Component data from apps and pages
Start of Block
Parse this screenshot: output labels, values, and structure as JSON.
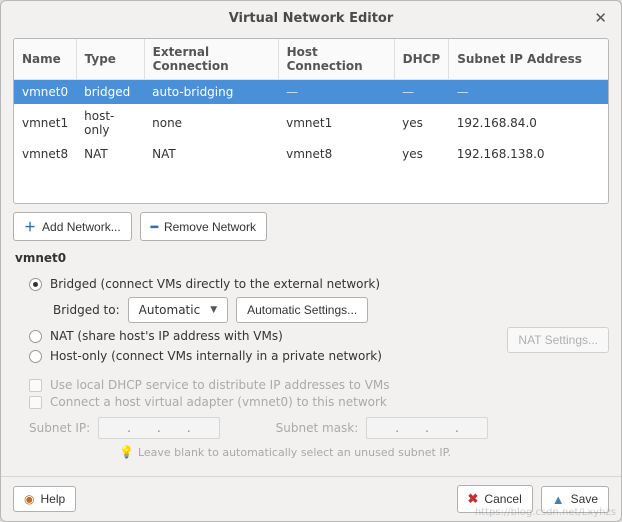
{
  "window": {
    "title": "Virtual Network Editor"
  },
  "table": {
    "headers": {
      "name": "Name",
      "type": "Type",
      "ext": "External Connection",
      "host": "Host Connection",
      "dhcp": "DHCP",
      "subnet": "Subnet IP Address"
    },
    "rows": [
      {
        "name": "vmnet0",
        "type": "bridged",
        "ext": "auto-bridging",
        "host": "—",
        "dhcp": "—",
        "subnet": "—",
        "selected": true
      },
      {
        "name": "vmnet1",
        "type": "host-only",
        "ext": "none",
        "host": "vmnet1",
        "dhcp": "yes",
        "subnet": "192.168.84.0"
      },
      {
        "name": "vmnet8",
        "type": "NAT",
        "ext": "NAT",
        "host": "vmnet8",
        "dhcp": "yes",
        "subnet": "192.168.138.0"
      }
    ]
  },
  "buttons": {
    "add": "Add Network...",
    "remove": "Remove Network",
    "auto_settings": "Automatic Settings...",
    "nat_settings": "NAT Settings...",
    "help": "Help",
    "cancel": "Cancel",
    "save": "Save"
  },
  "config": {
    "selected_name": "vmnet0",
    "bridged_label": "Bridged (connect VMs directly to the external network)",
    "bridged_to_label": "Bridged to:",
    "bridged_to_value": "Automatic",
    "nat_label": "NAT (share host's IP address with VMs)",
    "host_only_label": "Host-only (connect VMs internally in a private network)",
    "dhcp_label": "Use local DHCP service to distribute IP addresses to VMs",
    "host_adapter_label": "Connect a host virtual adapter (vmnet0) to this network",
    "subnet_ip_label": "Subnet IP:",
    "subnet_mask_label": "Subnet mask:",
    "hint": "Leave blank to automatically select an unused subnet IP."
  }
}
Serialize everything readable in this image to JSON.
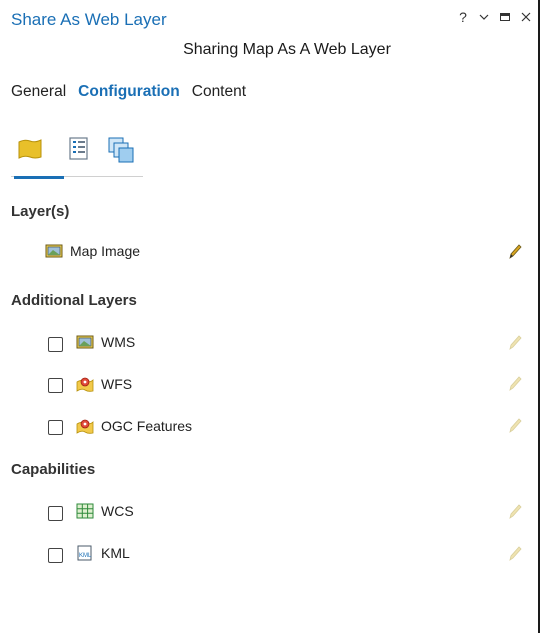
{
  "pane": {
    "title": "Share As Web Layer",
    "subtitle": "Sharing Map As A Web Layer",
    "controls": {
      "help": "?",
      "menu": "⌄",
      "maximize": "□",
      "close": "×"
    }
  },
  "tabs": [
    {
      "label": "General",
      "active": false
    },
    {
      "label": "Configuration",
      "active": true
    },
    {
      "label": "Content",
      "active": false
    }
  ],
  "icon_tabs": [
    "layers-icon",
    "properties-icon",
    "pages-icon"
  ],
  "sections": {
    "layers": {
      "header": "Layer(s)",
      "items": [
        {
          "label": "Map Image",
          "icon": "map-image-icon"
        }
      ]
    },
    "additional": {
      "header": "Additional Layers",
      "items": [
        {
          "label": "WMS",
          "icon": "map-image-icon",
          "checked": false
        },
        {
          "label": "WFS",
          "icon": "feature-icon",
          "checked": false
        },
        {
          "label": "OGC Features",
          "icon": "feature-icon",
          "checked": false
        }
      ]
    },
    "capabilities": {
      "header": "Capabilities",
      "items": [
        {
          "label": "WCS",
          "icon": "grid-icon",
          "checked": false
        },
        {
          "label": "KML",
          "icon": "kml-icon",
          "checked": false
        }
      ]
    }
  },
  "colors": {
    "accent": "#1a6fb5",
    "pencil_active": "#8a6a00",
    "pencil_disabled": "#d9cf9c"
  }
}
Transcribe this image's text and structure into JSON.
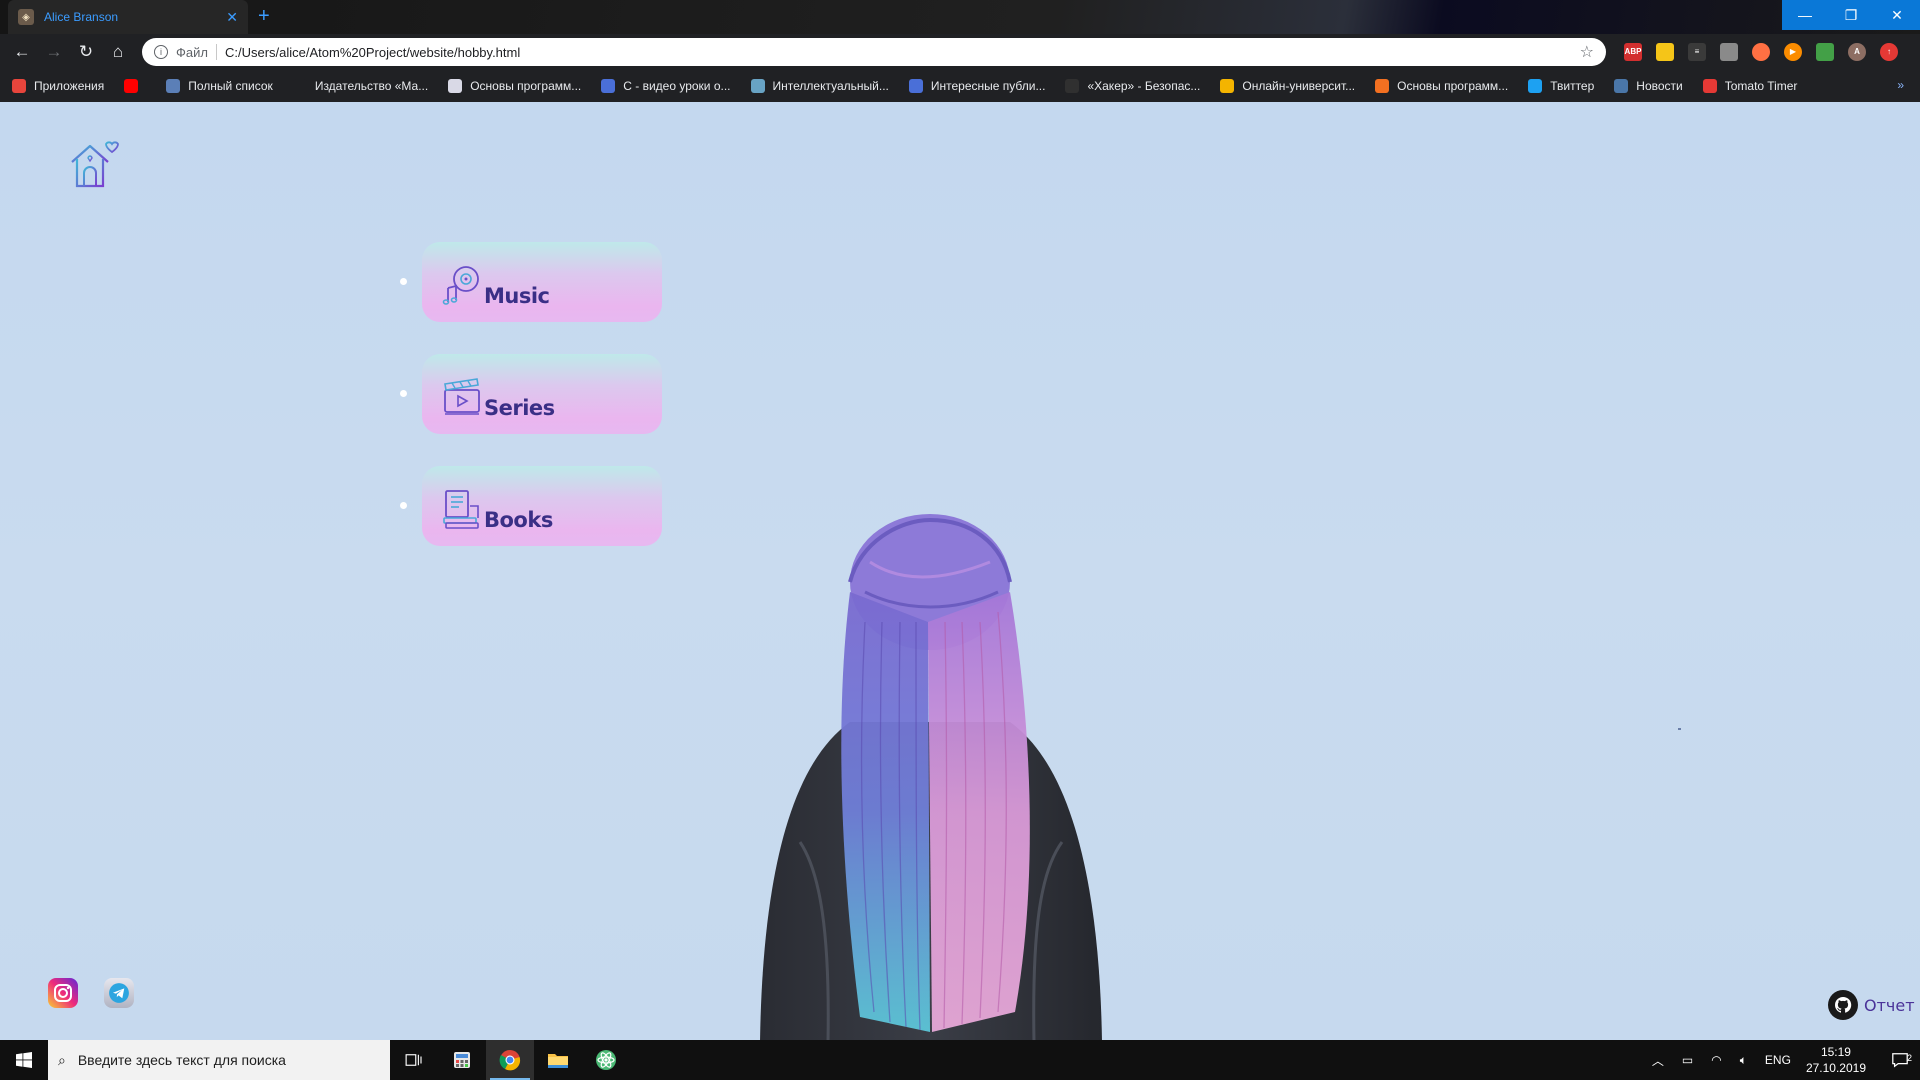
{
  "browser": {
    "tab_title": "Alice Branson",
    "tab_close": "✕",
    "new_tab": "+",
    "scheme_label": "Файл",
    "url": "C:/Users/alice/Atom%20Project/website/hobby.html",
    "window_controls": {
      "minimize": "—",
      "restore": "❐",
      "close": "✕"
    },
    "bookmarks": [
      {
        "label": "Приложения",
        "color": "#e8453c"
      },
      {
        "label": "",
        "color": "#ff0000"
      },
      {
        "label": "Полный список",
        "color": "#5b7fb7"
      },
      {
        "label": "Издательство «Ма...",
        "color": "#202124"
      },
      {
        "label": "Основы программ...",
        "color": "#d9d9e6"
      },
      {
        "label": "C - видео уроки о...",
        "color": "#4a6fd8"
      },
      {
        "label": "Интеллектуальный...",
        "color": "#68a3c4"
      },
      {
        "label": "Интересные публи...",
        "color": "#4a6fd8"
      },
      {
        "label": "«Хакер» - Безопас...",
        "color": "#303030"
      },
      {
        "label": "Онлайн-университ...",
        "color": "#f4b400"
      },
      {
        "label": "Основы программ...",
        "color": "#f37021"
      },
      {
        "label": "Твиттер",
        "color": "#1da1f2"
      },
      {
        "label": "Новости",
        "color": "#4a76a8"
      },
      {
        "label": "Tomato Timer",
        "color": "#e53935"
      }
    ],
    "bookmarks_more": "»"
  },
  "page": {
    "menu": [
      {
        "label": "Music",
        "icon": "music-disc-icon"
      },
      {
        "label": "Series",
        "icon": "clapperboard-icon"
      },
      {
        "label": "Books",
        "icon": "books-icon"
      }
    ],
    "report_label": "Отчет"
  },
  "taskbar": {
    "search_placeholder": "Введите здесь текст для поиска",
    "language": "ENG",
    "time": "15:19",
    "date": "27.10.2019",
    "notifications": "2"
  },
  "colors": {
    "page_background": "#c8daf0",
    "menu_text": "#3a2f86",
    "accent_blue": "#0a78d7"
  }
}
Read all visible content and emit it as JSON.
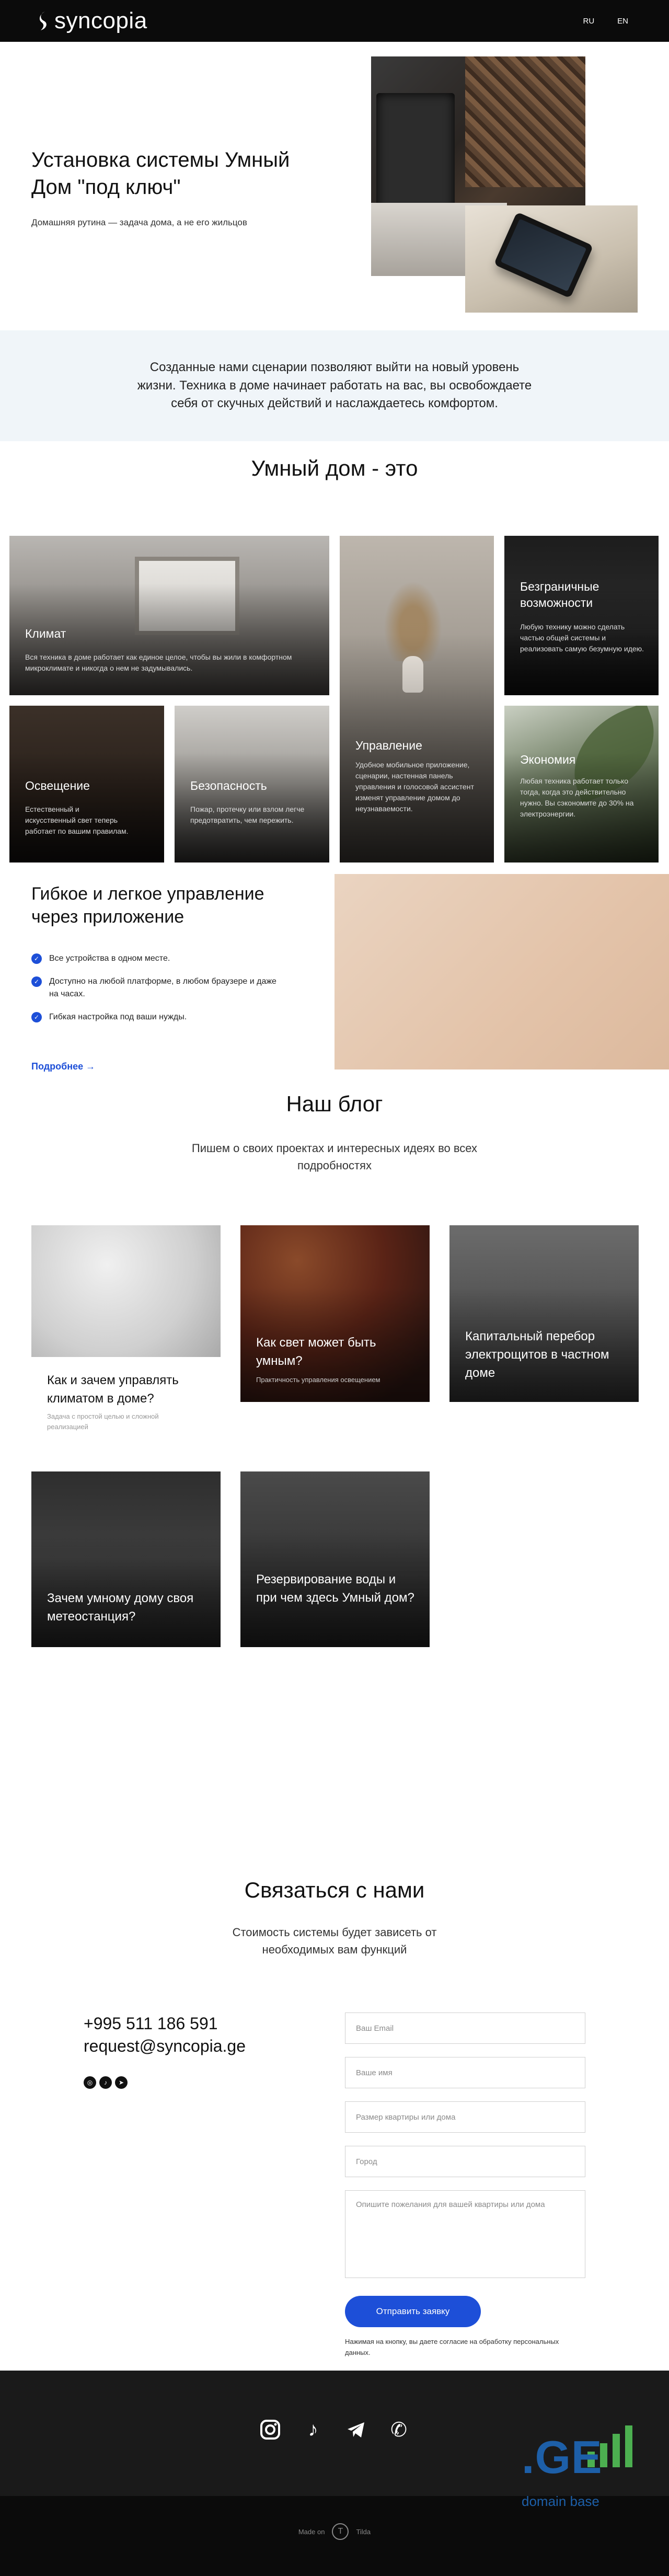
{
  "header": {
    "logo_text": "syncopia",
    "languages": [
      "RU",
      "EN"
    ]
  },
  "hero": {
    "title": "Установка системы Умный Дом \"под ключ\"",
    "subtitle": "Домашняя рутина — задача дома, а не его жильцов"
  },
  "intro": {
    "text": "Созданные нами сценарии позволяют выйти на новый уровень жизни. Техника в доме начинает работать на вас, вы освобождаете себя от скучных действий и наслаждаетесь комфортом."
  },
  "smart_home": {
    "title": "Умный дом - это",
    "cards": [
      {
        "title": "Климат",
        "text": "Вся техника в доме работает как единое целое, чтобы вы жили в комфортном микроклимате и никогда о нем не задумывались."
      },
      {
        "title": "Управление",
        "text": "Удобное мобильное приложение, сценарии, настенная панель управления и голосовой ассистент изменят управление домом до неузнаваемости."
      },
      {
        "title": "Безграничные возможности",
        "text": "Любую технику можно сделать частью общей системы и реализовать самую безумную идею."
      },
      {
        "title": "Освещение",
        "text": "Естественный и искусственный свет теперь работает по вашим правилам."
      },
      {
        "title": "Безопасность",
        "text": "Пожар, протечку или взлом легче предотвратить, чем пережить."
      },
      {
        "title": "Экономия",
        "text": "Любая техника работает только тогда, когда это действительно нужно. Вы сэкономите до 30% на электроэнергии."
      }
    ]
  },
  "flexible": {
    "title": "Гибкое и легкое управление через приложение",
    "features": [
      "Все устройства в одном месте.",
      "Доступно на любой платформе, в любом браузере и даже на часах.",
      "Гибкая настройка под ваши нужды."
    ],
    "more_link": "Подробнее →"
  },
  "blog": {
    "title": "Наш блог",
    "subtitle": "Пишем о своих проектах и интересных идеях во всех подробностях",
    "posts": [
      {
        "title": "Как и зачем управлять климатом в доме?",
        "meta": "Задача с простой целью и сложной реализацией"
      },
      {
        "title": "Как свет может быть умным?",
        "meta": "Практичность управления освещением"
      },
      {
        "title": "Капитальный перебор электрощитов в частном доме",
        "meta": ""
      },
      {
        "title": "Зачем умному дому своя метеостанция?",
        "meta": ""
      },
      {
        "title": "Резервирование воды и при чем здесь Умный дом?",
        "meta": ""
      }
    ]
  },
  "contact": {
    "title": "Связаться с нами",
    "subtitle": "Стоимость системы будет зависеть от необходимых вам функций",
    "phone": "+995 511 186 591",
    "email": "request@syncopia.ge",
    "form": {
      "email_placeholder": "Ваш Email",
      "name_placeholder": "Ваше имя",
      "size_placeholder": "Размер квартиры или дома",
      "city_placeholder": "Город",
      "wishes_placeholder": "Опишите пожелания для вашей квартиры или дома",
      "submit_label": "Отправить заявку",
      "consent_text": "Нажимая на кнопку, вы даете согласие на обработку персональных данных."
    }
  },
  "footer": {
    "made_in": "Made on",
    "tilda": "Tilda",
    "domain_badge": ".GE",
    "domain_badge_sub": "domain base"
  },
  "colors": {
    "accent": "#1d4fd8",
    "header_bg": "#0b0b0b",
    "intro_bg": "#f0f5f9",
    "footer_bg": "#1a1a1a"
  },
  "icons": {
    "check": "check-icon",
    "instagram": "instagram-icon",
    "tiktok": "tiktok-icon",
    "telegram": "telegram-icon",
    "phone": "phone-icon"
  }
}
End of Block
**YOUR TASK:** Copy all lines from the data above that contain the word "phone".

**RESPONSE TO THIS TASK:**
    "phone": "+995 511 186 591",
    "phone": "phone-icon"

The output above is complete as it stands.